               Wapiti Sire management factors to consider during the year

 

 Introduction to a new farm. Most sires are purchased in January and should be transported to your farm as soon as possible.  This is not only for ease of handling with the “roar” approaching, but the more time to settle into a new property the better.  Bulls are normally at their highest weight for the year at this time and transport, especially long haul can cause lameness problems.  Appropriate provision of bedding and periods of off-loading to graze will alleviate this. Only experienced deer transport operators should be used.  Aim to minimise peer-pressure from time of arrival on farm until joined with mating mob.  Do not put your new sire with other sire stags/bulls or mature velvetters.  Ideally run him with a small group of spikers.

 

• Feeding - this is critical.  Your sire bull should be in optimal body condition and at peak annual bodyweight prior to the “roar”.  It is normal for bulls to loose condition during the roar.  Some bulls “rut” harder than others and in some instances a judgment call may be necessary resulting in a bull not being used for the entire mating. Avoid your bull getting below a Body Condition Score of 2.5 -  there is a small and critical window of opportunity from the end of mating(late April /    early May) until the start of winter (early June).Your bull’s appetite will return/improve at this time and this 4 to 5 week period is your opportunity to assist him regain condition. Once winter has arrived it is all but impossible to put condition back on. (The leaner any animal is during winter the more feed/energy required just to maintain body temperature.) -   The quality of feed in this period is very important. You need high energy/high protein feed. Pasture alone is seldom adequate and supplements will vary from farm to farm but may include concentrates (deer nuts or grain) and/or high quality silage/lucerne.  Once again minimize any social stress. - having achieved a pre-winter improvement in condition, then maintenance is all you aim for during winter. - the other critical period on most deer farms is coming out of winter. From 2 weeks before “button-drop” bulls should be on similar quality feed as pre-winter. The time of good spring pasture growth varies from region to region but in the South we are normally talking late September and so need a month plus of supplement.The benefit of focusing on this period will be paid back handsomely in velvet (both weight and beam).

 

• Parasite Control. Adult animals normally develop immunity to the effects of parasites.  This immunity is broken down in times of stress. Often the roar is when your sire bull is stressed and most vulnerable.  Due to the known association between internal parasites (principally Ostertagia) and ill thrift in Wapiti/Elk treatment at strategic times is essential.  Preventative treatment pre-rut (Feb/March) and post rut (late April/early May) is recommended.  We strongly recommend Cydectin Injection &  double dose of Scanda oral or Oxfen C Plus as your best option based on knowledge to date. This combination we know is effective and is best practice to delay the onset of resistance
 

• Copper. All farms vary as to requirement of Copper.  Be mindful that a Copper deficiency will affect your bull and treat/supplement as is indicated by your farm history and as ongoing monitoring suggests.

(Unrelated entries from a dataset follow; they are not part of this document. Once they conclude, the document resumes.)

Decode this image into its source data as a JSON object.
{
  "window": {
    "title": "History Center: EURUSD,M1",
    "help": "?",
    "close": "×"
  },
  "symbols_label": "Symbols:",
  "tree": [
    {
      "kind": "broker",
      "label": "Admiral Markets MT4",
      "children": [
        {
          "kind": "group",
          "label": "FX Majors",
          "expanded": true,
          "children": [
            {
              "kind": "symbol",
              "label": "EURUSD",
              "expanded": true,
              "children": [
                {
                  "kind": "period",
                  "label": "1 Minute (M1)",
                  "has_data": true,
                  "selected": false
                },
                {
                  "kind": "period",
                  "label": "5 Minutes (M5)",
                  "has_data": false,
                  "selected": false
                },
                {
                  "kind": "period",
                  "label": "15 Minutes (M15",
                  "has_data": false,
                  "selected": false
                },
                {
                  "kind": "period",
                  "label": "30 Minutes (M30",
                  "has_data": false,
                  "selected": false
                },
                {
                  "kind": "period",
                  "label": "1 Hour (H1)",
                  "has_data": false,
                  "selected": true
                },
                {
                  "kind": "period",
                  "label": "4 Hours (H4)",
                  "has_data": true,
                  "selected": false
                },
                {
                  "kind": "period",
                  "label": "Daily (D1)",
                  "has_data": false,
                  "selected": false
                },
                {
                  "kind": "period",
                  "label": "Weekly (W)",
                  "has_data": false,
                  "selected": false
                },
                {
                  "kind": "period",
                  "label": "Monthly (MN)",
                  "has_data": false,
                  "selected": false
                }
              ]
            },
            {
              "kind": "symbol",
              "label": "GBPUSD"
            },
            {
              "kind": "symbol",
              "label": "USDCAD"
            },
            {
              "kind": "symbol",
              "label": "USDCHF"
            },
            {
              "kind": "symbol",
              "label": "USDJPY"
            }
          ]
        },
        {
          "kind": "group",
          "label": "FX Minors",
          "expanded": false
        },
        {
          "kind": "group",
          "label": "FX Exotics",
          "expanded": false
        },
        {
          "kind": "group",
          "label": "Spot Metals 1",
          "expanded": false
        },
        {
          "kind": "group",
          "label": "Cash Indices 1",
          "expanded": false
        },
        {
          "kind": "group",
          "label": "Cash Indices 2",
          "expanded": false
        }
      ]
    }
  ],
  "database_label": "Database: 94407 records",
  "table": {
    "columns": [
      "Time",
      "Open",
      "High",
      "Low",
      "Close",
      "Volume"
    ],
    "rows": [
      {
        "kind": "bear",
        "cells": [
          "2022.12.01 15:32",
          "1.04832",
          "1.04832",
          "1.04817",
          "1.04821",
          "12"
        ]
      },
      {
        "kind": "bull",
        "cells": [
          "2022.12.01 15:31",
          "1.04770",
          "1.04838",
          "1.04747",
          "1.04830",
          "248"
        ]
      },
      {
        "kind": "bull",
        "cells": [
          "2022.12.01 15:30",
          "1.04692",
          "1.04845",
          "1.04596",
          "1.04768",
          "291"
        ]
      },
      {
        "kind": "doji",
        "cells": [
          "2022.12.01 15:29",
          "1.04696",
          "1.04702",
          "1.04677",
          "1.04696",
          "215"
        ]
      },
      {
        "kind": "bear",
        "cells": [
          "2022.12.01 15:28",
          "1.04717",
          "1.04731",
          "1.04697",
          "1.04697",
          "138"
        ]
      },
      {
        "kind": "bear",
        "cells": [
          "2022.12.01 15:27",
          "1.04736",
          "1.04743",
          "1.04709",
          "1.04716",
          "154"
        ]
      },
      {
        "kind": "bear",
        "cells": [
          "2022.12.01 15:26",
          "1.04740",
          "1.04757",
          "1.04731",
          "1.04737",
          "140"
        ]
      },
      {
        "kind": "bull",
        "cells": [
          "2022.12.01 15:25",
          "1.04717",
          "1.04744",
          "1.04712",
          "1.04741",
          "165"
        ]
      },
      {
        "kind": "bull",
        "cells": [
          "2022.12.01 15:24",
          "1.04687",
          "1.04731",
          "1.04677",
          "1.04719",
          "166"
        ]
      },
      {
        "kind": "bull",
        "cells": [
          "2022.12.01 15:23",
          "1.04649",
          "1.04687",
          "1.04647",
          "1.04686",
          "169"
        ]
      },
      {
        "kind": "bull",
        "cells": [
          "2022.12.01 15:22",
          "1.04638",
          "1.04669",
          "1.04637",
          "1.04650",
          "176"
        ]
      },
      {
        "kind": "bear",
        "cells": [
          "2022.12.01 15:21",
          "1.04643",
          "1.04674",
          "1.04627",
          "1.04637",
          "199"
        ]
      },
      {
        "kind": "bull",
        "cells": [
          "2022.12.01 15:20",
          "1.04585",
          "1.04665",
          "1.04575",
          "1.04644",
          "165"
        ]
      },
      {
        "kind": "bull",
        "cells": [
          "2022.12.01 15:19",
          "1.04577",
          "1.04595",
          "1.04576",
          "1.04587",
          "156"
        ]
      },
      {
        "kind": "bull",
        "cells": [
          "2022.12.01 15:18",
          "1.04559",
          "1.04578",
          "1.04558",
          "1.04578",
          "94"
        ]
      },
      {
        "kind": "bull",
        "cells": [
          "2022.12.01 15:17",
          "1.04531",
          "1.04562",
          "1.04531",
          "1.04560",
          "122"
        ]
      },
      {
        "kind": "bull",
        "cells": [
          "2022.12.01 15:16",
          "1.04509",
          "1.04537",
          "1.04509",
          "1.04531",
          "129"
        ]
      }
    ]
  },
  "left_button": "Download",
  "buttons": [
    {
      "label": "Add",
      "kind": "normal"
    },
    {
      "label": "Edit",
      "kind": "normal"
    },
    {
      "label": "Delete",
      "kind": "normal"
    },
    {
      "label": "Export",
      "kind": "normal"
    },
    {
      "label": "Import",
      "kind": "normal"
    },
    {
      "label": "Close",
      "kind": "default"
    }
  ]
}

• Rye-grass. Wapiti/Elk are susceptible to rye-grass staggers so avoid grazing high endophyte pastures at risk times and use low/nil endophyte rye-grasses in pasture renewal programmes.